Exercise description
If an entry below holds a picture, skip the picture and copy everything else exactly.

Records supplied
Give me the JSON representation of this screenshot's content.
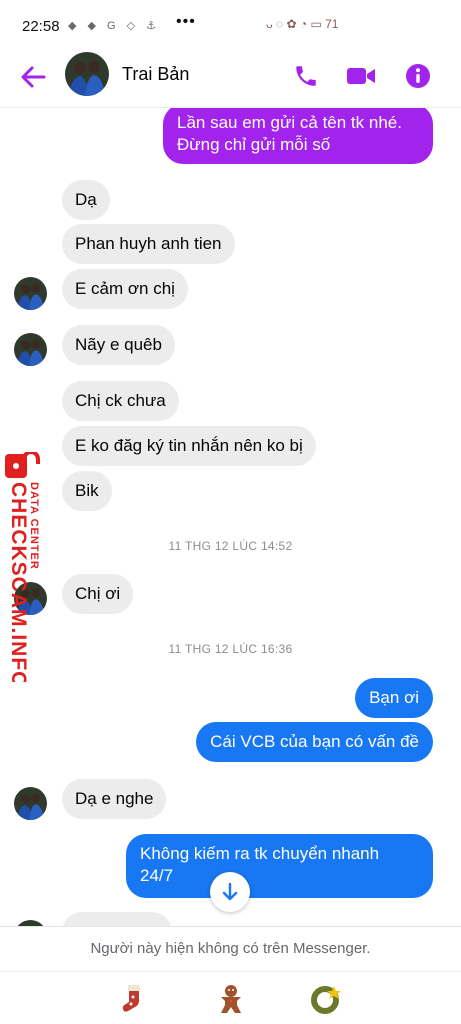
{
  "status_bar": {
    "time": "22:58",
    "left_icons": "◆ ◆ G ◇ ⚓",
    "more": "•••",
    "right_icons": "ᴗ ◌ ✿ ◔ ▭ 71"
  },
  "header": {
    "contact_name": "Trai Bản",
    "accent_color": "#a224ec"
  },
  "messages": [
    {
      "side": "out",
      "style": "purple",
      "text": "Lần sau em gửi cả tên tk nhé.\nĐừng chỉ gửi mỗi số"
    },
    {
      "side": "in",
      "text": "Dạ"
    },
    {
      "side": "in",
      "text": "Phan huyh anh tien"
    },
    {
      "side": "in",
      "text": "E cảm ơn chị"
    },
    {
      "side": "in",
      "text": "Nãy e quêb"
    },
    {
      "side": "in",
      "text": "Chị ck chưa"
    },
    {
      "side": "in",
      "text": "E ko đăg ký tin nhắn nên ko bị"
    },
    {
      "side": "in",
      "text": "Bik"
    },
    {
      "side": "in",
      "text": "Chị ơi"
    },
    {
      "side": "out",
      "style": "blue",
      "text": "Bạn ơi"
    },
    {
      "side": "out",
      "style": "blue",
      "text": "Cái VCB của bạn có vấn đề"
    },
    {
      "side": "in",
      "text": "Dạ e nghe"
    },
    {
      "side": "out",
      "style": "blue",
      "text": "Không kiếm ra tk chuyển nhanh\n24/7"
    }
  ],
  "timestamps": [
    "11 THG 12 LÚC 14:52",
    "11 THG 12 LÚC 16:36"
  ],
  "watermark": {
    "brand": "CHECKSCAM.INFO",
    "subtitle": "DATA CENTER",
    "color": "#e02020"
  },
  "footer": {
    "note": "Người này hiện không có trên Messenger."
  },
  "colors": {
    "blue_bubble": "#1877f2",
    "purple_bubble": "#a224ec",
    "incoming_bubble": "#ececec"
  }
}
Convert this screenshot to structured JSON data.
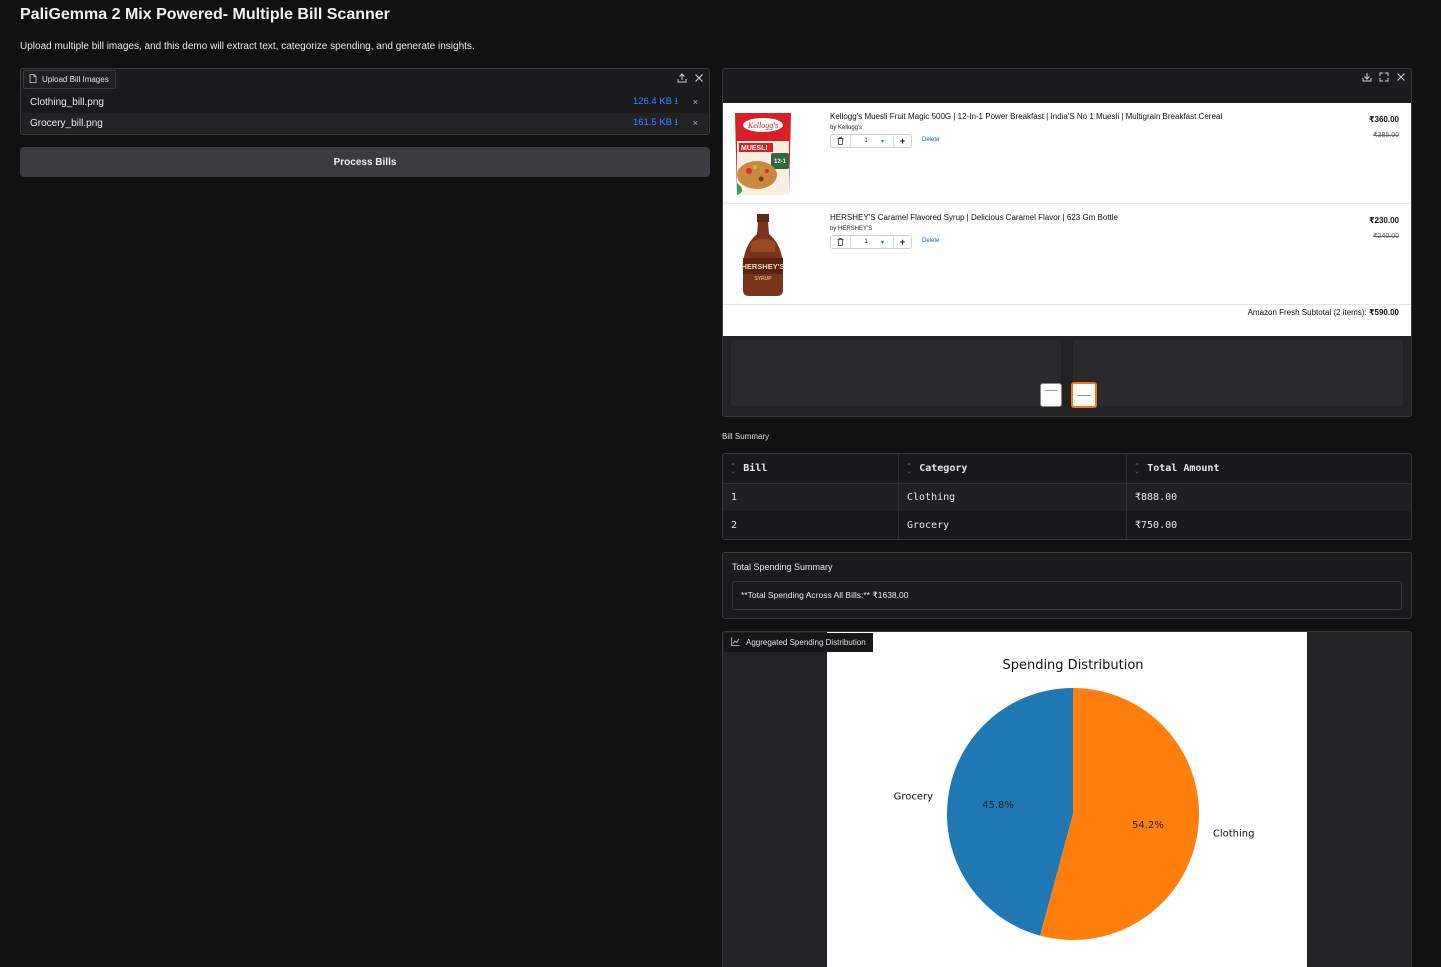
{
  "app": {
    "title": "PaliGemma 2 Mix Powered- Multiple Bill Scanner",
    "description": "Upload multiple bill images, and this demo will extract text, categorize spending, and generate insights."
  },
  "upload": {
    "tab_label": "Upload Bill Images",
    "files": [
      {
        "name": "Clothing_bill.png",
        "size": "126.4 KB ⭳"
      },
      {
        "name": "Grocery_bill.png",
        "size": "161.5 KB ⭳"
      }
    ],
    "remove_glyph": "×"
  },
  "process_button": "Process Bills",
  "gallery": {
    "products": [
      {
        "title": "Kellogg's Muesli Fruit Magic 500G | 12-In-1 Power Breakfast | India'S No 1 Muesli | Multigrain Breakfast Cereal",
        "brand": "by Kellogg's",
        "qty": "1",
        "delete": "Delete",
        "price": "₹360.00",
        "old_price": "₹385.00"
      },
      {
        "title": "HERSHEY'S Caramel Flavored Syrup | Delicious Caramel Flavor | 623 Gm Bottle",
        "brand": "by HERSHEY'S",
        "qty": "1",
        "delete": "Delete",
        "price": "₹230.00",
        "old_price": "₹240.00"
      }
    ],
    "subtotal_label": "Amazon Fresh Subtotal (2 items):",
    "subtotal_value": "₹590.00"
  },
  "bill_summary": {
    "label": "Bill Summary",
    "headers": [
      "Bill",
      "Category",
      "Total Amount"
    ],
    "rows": [
      [
        "1",
        "Clothing",
        "₹888.00"
      ],
      [
        "2",
        "Grocery",
        "₹750.00"
      ]
    ]
  },
  "total_spending": {
    "title": "Total Spending Summary",
    "text": "**Total Spending Across All Bills:** ₹1638.00"
  },
  "chart_panel": {
    "tab_label": "Aggregated Spending Distribution"
  },
  "chart_data": {
    "type": "pie",
    "title": "Spending Distribution",
    "categories": [
      "Clothing",
      "Grocery"
    ],
    "values": [
      888.0,
      750.0
    ],
    "percent_labels": [
      "54.2%",
      "45.8%"
    ],
    "colors": [
      "#ff7f0e",
      "#1f77b4"
    ],
    "legend": "none"
  }
}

Expected output
Give me the JSON representation of this screenshot's content.
{
  "status_bar": {
    "time": "22:58",
    "left_icons": "◆ ◆ G ◇ ⚓",
    "more": "•••",
    "right_icons": "ᴗ ◌ ✿ ◔ ▭ 71"
  },
  "header": {
    "contact_name": "Trai Bản",
    "accent_color": "#a224ec"
  },
  "messages": [
    {
      "side": "out",
      "style": "purple",
      "text": "Lần sau em gửi cả tên tk nhé.\nĐừng chỉ gửi mỗi số"
    },
    {
      "side": "in",
      "text": "Dạ"
    },
    {
      "side": "in",
      "text": "Phan huyh anh tien"
    },
    {
      "side": "in",
      "text": "E cảm ơn chị"
    },
    {
      "side": "in",
      "text": "Nãy e quêb"
    },
    {
      "side": "in",
      "text": "Chị ck chưa"
    },
    {
      "side": "in",
      "text": "E ko đăg ký tin nhắn nên ko bị"
    },
    {
      "side": "in",
      "text": "Bik"
    },
    {
      "side": "in",
      "text": "Chị ơi"
    },
    {
      "side": "out",
      "style": "blue",
      "text": "Bạn ơi"
    },
    {
      "side": "out",
      "style": "blue",
      "text": "Cái VCB của bạn có vấn đề"
    },
    {
      "side": "in",
      "text": "Dạ e nghe"
    },
    {
      "side": "out",
      "style": "blue",
      "text": "Không kiếm ra tk chuyển nhanh\n24/7"
    }
  ],
  "timestamps": [
    "11 THG 12 LÚC 14:52",
    "11 THG 12 LÚC 16:36"
  ],
  "watermark": {
    "brand": "CHECKSCAM.INFO",
    "subtitle": "DATA CENTER",
    "color": "#e02020"
  },
  "footer": {
    "note": "Người này hiện không có trên Messenger."
  },
  "colors": {
    "blue_bubble": "#1877f2",
    "purple_bubble": "#a224ec",
    "incoming_bubble": "#ececec"
  }
}
Convert this screenshot to structured JSON data.
{
  "app": {
    "title": "PaliGemma 2 Mix Powered- Multiple Bill Scanner",
    "description": "Upload multiple bill images, and this demo will extract text, categorize spending, and generate insights."
  },
  "upload": {
    "tab_label": "Upload Bill Images",
    "files": [
      {
        "name": "Clothing_bill.png",
        "size": "126.4 KB ⭳"
      },
      {
        "name": "Grocery_bill.png",
        "size": "161.5 KB ⭳"
      }
    ],
    "remove_glyph": "×"
  },
  "process_button": "Process Bills",
  "gallery": {
    "products": [
      {
        "title": "Kellogg's Muesli Fruit Magic 500G | 12-In-1 Power Breakfast | India'S No 1 Muesli | Multigrain Breakfast Cereal",
        "brand": "by Kellogg's",
        "qty": "1",
        "delete": "Delete",
        "price": "₹360.00",
        "old_price": "₹385.00"
      },
      {
        "title": "HERSHEY'S Caramel Flavored Syrup | Delicious Caramel Flavor | 623 Gm Bottle",
        "brand": "by HERSHEY'S",
        "qty": "1",
        "delete": "Delete",
        "price": "₹230.00",
        "old_price": "₹240.00"
      }
    ],
    "subtotal_label": "Amazon Fresh Subtotal (2 items):",
    "subtotal_value": "₹590.00"
  },
  "bill_summary": {
    "label": "Bill Summary",
    "headers": [
      "Bill",
      "Category",
      "Total Amount"
    ],
    "rows": [
      [
        "1",
        "Clothing",
        "₹888.00"
      ],
      [
        "2",
        "Grocery",
        "₹750.00"
      ]
    ]
  },
  "total_spending": {
    "title": "Total Spending Summary",
    "text": "**Total Spending Across All Bills:** ₹1638.00"
  },
  "chart_panel": {
    "tab_label": "Aggregated Spending Distribution"
  },
  "chart_data": {
    "type": "pie",
    "title": "Spending Distribution",
    "categories": [
      "Clothing",
      "Grocery"
    ],
    "values": [
      888.0,
      750.0
    ],
    "percent_labels": [
      "54.2%",
      "45.8%"
    ],
    "colors": [
      "#ff7f0e",
      "#1f77b4"
    ],
    "legend": "none"
  }
}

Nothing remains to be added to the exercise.